ACTIVITY.
Could you print every entry below exactly as given?
■ ■ ■ ■
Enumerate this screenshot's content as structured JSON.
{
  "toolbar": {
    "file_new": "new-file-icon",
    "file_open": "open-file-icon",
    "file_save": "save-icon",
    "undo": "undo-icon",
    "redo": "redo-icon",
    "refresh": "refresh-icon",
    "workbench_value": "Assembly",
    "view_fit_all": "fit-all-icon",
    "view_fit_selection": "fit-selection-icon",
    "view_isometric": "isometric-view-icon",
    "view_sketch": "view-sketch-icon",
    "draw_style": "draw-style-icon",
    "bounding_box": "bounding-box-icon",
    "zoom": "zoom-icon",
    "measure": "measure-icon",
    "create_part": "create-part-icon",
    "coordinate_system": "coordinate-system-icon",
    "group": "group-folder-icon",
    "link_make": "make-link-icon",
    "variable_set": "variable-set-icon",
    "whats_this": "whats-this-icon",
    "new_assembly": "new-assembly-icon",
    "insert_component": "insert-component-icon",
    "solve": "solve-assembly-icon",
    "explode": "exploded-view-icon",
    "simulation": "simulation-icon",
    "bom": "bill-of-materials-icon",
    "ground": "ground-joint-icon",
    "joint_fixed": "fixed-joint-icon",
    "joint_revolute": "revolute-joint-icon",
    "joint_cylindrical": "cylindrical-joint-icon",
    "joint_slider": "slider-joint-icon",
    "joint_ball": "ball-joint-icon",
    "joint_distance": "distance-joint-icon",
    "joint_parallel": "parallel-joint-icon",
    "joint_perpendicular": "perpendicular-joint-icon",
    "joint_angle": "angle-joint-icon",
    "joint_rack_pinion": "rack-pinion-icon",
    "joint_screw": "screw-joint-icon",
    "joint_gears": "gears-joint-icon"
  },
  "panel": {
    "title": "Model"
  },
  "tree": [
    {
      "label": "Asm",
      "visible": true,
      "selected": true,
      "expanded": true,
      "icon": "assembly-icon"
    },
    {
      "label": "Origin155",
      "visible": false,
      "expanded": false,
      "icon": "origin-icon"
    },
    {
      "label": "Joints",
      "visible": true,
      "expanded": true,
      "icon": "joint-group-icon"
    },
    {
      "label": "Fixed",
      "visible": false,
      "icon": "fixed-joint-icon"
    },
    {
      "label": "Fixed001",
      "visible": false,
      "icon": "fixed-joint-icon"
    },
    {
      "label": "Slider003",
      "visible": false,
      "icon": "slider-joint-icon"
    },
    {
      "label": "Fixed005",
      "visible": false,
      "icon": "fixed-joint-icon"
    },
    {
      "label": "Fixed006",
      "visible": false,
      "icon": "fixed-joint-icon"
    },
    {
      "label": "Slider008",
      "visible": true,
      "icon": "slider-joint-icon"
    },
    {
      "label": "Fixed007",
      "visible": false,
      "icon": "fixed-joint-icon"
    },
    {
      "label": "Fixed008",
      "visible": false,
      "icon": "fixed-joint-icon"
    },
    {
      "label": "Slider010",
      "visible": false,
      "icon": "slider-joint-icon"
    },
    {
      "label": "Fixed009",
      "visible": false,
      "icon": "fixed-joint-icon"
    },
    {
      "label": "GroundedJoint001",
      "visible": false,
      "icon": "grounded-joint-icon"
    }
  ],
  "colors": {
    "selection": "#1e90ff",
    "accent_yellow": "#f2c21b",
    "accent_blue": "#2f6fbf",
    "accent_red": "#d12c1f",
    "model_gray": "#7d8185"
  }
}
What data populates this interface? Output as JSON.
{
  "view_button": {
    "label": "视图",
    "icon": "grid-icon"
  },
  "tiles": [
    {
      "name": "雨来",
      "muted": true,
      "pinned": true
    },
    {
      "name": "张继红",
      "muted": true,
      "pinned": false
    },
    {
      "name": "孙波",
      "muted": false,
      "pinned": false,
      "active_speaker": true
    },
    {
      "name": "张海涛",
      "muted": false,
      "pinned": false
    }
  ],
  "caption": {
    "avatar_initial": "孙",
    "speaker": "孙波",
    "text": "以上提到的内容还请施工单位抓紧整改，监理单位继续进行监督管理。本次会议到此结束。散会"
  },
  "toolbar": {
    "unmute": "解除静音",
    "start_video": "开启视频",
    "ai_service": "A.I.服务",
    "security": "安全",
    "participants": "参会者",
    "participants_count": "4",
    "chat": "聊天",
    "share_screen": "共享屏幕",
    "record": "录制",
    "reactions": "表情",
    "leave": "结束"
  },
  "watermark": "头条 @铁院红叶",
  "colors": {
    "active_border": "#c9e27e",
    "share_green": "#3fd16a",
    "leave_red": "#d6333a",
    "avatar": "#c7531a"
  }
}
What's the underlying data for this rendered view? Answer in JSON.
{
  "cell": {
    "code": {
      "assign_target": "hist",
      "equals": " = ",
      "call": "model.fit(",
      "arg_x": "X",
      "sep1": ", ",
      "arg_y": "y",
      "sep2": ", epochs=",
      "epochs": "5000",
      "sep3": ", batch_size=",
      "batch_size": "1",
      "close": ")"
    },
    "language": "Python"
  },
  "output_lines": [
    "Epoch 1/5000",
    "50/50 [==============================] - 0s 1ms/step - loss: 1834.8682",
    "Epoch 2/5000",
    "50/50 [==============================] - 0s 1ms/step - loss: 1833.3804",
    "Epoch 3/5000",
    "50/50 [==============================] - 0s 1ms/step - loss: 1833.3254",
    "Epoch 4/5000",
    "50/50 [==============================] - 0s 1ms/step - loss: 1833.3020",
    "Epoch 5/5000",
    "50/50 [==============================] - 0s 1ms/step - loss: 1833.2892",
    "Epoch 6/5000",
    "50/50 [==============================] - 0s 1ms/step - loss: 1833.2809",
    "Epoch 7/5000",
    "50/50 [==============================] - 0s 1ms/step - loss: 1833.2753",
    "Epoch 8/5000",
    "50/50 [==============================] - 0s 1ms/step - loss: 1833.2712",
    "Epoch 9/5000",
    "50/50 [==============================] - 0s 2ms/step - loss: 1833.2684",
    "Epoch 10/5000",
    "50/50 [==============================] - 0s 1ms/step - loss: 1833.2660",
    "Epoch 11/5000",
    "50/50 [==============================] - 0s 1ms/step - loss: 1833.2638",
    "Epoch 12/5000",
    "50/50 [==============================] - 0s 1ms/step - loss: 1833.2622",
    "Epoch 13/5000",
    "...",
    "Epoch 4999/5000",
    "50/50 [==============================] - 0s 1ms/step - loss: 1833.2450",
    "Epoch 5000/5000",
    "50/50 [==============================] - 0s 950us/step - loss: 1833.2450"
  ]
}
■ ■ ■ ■
SOLUTION TO THIS PROBLEM.
Enumerate this screenshot's content as structured JSON.
{
  "toolbar": {
    "file_new": "new-file-icon",
    "file_open": "open-file-icon",
    "file_save": "save-icon",
    "undo": "undo-icon",
    "redo": "redo-icon",
    "refresh": "refresh-icon",
    "workbench_value": "Assembly",
    "view_fit_all": "fit-all-icon",
    "view_fit_selection": "fit-selection-icon",
    "view_isometric": "isometric-view-icon",
    "view_sketch": "view-sketch-icon",
    "draw_style": "draw-style-icon",
    "bounding_box": "bounding-box-icon",
    "zoom": "zoom-icon",
    "measure": "measure-icon",
    "create_part": "create-part-icon",
    "coordinate_system": "coordinate-system-icon",
    "group": "group-folder-icon",
    "link_make": "make-link-icon",
    "variable_set": "variable-set-icon",
    "whats_this": "whats-this-icon",
    "new_assembly": "new-assembly-icon",
    "insert_component": "insert-component-icon",
    "solve": "solve-assembly-icon",
    "explode": "exploded-view-icon",
    "simulation": "simulation-icon",
    "bom": "bill-of-materials-icon",
    "ground": "ground-joint-icon",
    "joint_fixed": "fixed-joint-icon",
    "joint_revolute": "revolute-joint-icon",
    "joint_cylindrical": "cylindrical-joint-icon",
    "joint_slider": "slider-joint-icon",
    "joint_ball": "ball-joint-icon",
    "joint_distance": "distance-joint-icon",
    "joint_parallel": "parallel-joint-icon",
    "joint_perpendicular": "perpendicular-joint-icon",
    "joint_angle": "angle-joint-icon",
    "joint_rack_pinion": "rack-pinion-icon",
    "joint_screw": "screw-joint-icon",
    "joint_gears": "gears-joint-icon"
  },
  "panel": {
    "title": "Model"
  },
  "tree": [
    {
      "label": "Asm",
      "visible": true,
      "selected": true,
      "expanded": true,
      "icon": "assembly-icon"
    },
    {
      "label": "Origin155",
      "visible": false,
      "expanded": false,
      "icon": "origin-icon"
    },
    {
      "label": "Joints",
      "visible": true,
      "expanded": true,
      "icon": "joint-group-icon"
    },
    {
      "label": "Fixed",
      "visible": false,
      "icon": "fixed-joint-icon"
    },
    {
      "label": "Fixed001",
      "visible": false,
      "icon": "fixed-joint-icon"
    },
    {
      "label": "Slider003",
      "visible": false,
      "icon": "slider-joint-icon"
    },
    {
      "label": "Fixed005",
      "visible": false,
      "icon": "fixed-joint-icon"
    },
    {
      "label": "Fixed006",
      "visible": false,
      "icon": "fixed-joint-icon"
    },
    {
      "label": "Slider008",
      "visible": true,
      "icon": "slider-joint-icon"
    },
    {
      "label": "Fixed007",
      "visible": false,
      "icon": "fixed-joint-icon"
    },
    {
      "label": "Fixed008",
      "visible": false,
      "icon": "fixed-joint-icon"
    },
    {
      "label": "Slider010",
      "visible": false,
      "icon": "slider-joint-icon"
    },
    {
      "label": "Fixed009",
      "visible": false,
      "icon": "fixed-joint-icon"
    },
    {
      "label": "GroundedJoint001",
      "visible": false,
      "icon": "grounded-joint-icon"
    }
  ],
  "colors": {
    "selection": "#1e90ff",
    "accent_yellow": "#f2c21b",
    "accent_blue": "#2f6fbf",
    "accent_red": "#d12c1f",
    "model_gray": "#7d8185"
  }
}
What data populates this interface? Output as JSON.
{
  "view_button": {
    "label": "视图",
    "icon": "grid-icon"
  },
  "tiles": [
    {
      "name": "雨来",
      "muted": true,
      "pinned": true
    },
    {
      "name": "张继红",
      "muted": true,
      "pinned": false
    },
    {
      "name": "孙波",
      "muted": false,
      "pinned": false,
      "active_speaker": true
    },
    {
      "name": "张海涛",
      "muted": false,
      "pinned": false
    }
  ],
  "caption": {
    "avatar_initial": "孙",
    "speaker": "孙波",
    "text": "以上提到的内容还请施工单位抓紧整改，监理单位继续进行监督管理。本次会议到此结束。散会"
  },
  "toolbar": {
    "unmute": "解除静音",
    "start_video": "开启视频",
    "ai_service": "A.I.服务",
    "security": "安全",
    "participants": "参会者",
    "participants_count": "4",
    "chat": "聊天",
    "share_screen": "共享屏幕",
    "record": "录制",
    "reactions": "表情",
    "leave": "结束"
  },
  "watermark": "头条 @铁院红叶",
  "colors": {
    "active_border": "#c9e27e",
    "share_green": "#3fd16a",
    "leave_red": "#d6333a",
    "avatar": "#c7531a"
  }
}
What's the underlying data for this rendered view? Answer in JSON.
{
  "cell": {
    "code": {
      "assign_target": "hist",
      "equals": " = ",
      "call": "model.fit(",
      "arg_x": "X",
      "sep1": ", ",
      "arg_y": "y",
      "sep2": ", epochs=",
      "epochs": "5000",
      "sep3": ", batch_size=",
      "batch_size": "1",
      "close": ")"
    },
    "language": "Python"
  },
  "output_lines": [
    "Epoch 1/5000",
    "50/50 [==============================] - 0s 1ms/step - loss: 1834.8682",
    "Epoch 2/5000",
    "50/50 [==============================] - 0s 1ms/step - loss: 1833.3804",
    "Epoch 3/5000",
    "50/50 [==============================] - 0s 1ms/step - loss: 1833.3254",
    "Epoch 4/5000",
    "50/50 [==============================] - 0s 1ms/step - loss: 1833.3020",
    "Epoch 5/5000",
    "50/50 [==============================] - 0s 1ms/step - loss: 1833.2892",
    "Epoch 6/5000",
    "50/50 [==============================] - 0s 1ms/step - loss: 1833.2809",
    "Epoch 7/5000",
    "50/50 [==============================] - 0s 1ms/step - loss: 1833.2753",
    "Epoch 8/5000",
    "50/50 [==============================] - 0s 1ms/step - loss: 1833.2712",
    "Epoch 9/5000",
    "50/50 [==============================] - 0s 2ms/step - loss: 1833.2684",
    "Epoch 10/5000",
    "50/50 [==============================] - 0s 1ms/step - loss: 1833.2660",
    "Epoch 11/5000",
    "50/50 [==============================] - 0s 1ms/step - loss: 1833.2638",
    "Epoch 12/5000",
    "50/50 [==============================] - 0s 1ms/step - loss: 1833.2622",
    "Epoch 13/5000",
    "...",
    "Epoch 4999/5000",
    "50/50 [==============================] - 0s 1ms/step - loss: 1833.2450",
    "Epoch 5000/5000",
    "50/50 [==============================] - 0s 950us/step - loss: 1833.2450"
  ]
}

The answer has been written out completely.